(Exercise prompt) I would like you to restate each record word for word.

Dataset rows describing interfaces
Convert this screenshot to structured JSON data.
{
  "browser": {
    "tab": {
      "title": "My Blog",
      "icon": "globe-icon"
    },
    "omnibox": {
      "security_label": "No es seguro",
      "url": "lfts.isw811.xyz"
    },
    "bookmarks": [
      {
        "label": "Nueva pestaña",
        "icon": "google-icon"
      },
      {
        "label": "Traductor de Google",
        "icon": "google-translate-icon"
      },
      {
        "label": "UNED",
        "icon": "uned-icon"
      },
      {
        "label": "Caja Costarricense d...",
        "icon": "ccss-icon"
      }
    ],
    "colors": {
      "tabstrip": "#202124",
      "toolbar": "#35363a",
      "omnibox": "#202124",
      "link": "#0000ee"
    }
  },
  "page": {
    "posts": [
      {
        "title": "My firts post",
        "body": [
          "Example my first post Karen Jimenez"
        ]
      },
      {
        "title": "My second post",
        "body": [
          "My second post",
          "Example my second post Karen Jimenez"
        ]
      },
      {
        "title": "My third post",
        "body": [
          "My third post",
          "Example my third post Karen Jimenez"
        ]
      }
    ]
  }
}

(Answer for the task)
Convert this screenshot to structured JSON data.
{
  "browser": {
    "tab": {
      "title": "My Blog",
      "icon": "globe-icon"
    },
    "omnibox": {
      "security_label": "No es seguro",
      "url": "lfts.isw811.xyz"
    },
    "bookmarks": [
      {
        "label": "Nueva pestaña",
        "icon": "google-icon"
      },
      {
        "label": "Traductor de Google",
        "icon": "google-translate-icon"
      },
      {
        "label": "UNED",
        "icon": "uned-icon"
      },
      {
        "label": "Caja Costarricense d...",
        "icon": "ccss-icon"
      }
    ],
    "colors": {
      "tabstrip": "#202124",
      "toolbar": "#35363a",
      "omnibox": "#202124",
      "link": "#0000ee"
    }
  },
  "page": {
    "posts": [
      {
        "title": "My firts post",
        "body": [
          "Example my first post Karen Jimenez"
        ]
      },
      {
        "title": "My second post",
        "body": [
          "My second post",
          "Example my second post Karen Jimenez"
        ]
      },
      {
        "title": "My third post",
        "body": [
          "My third post",
          "Example my third post Karen Jimenez"
        ]
      }
    ]
  }
}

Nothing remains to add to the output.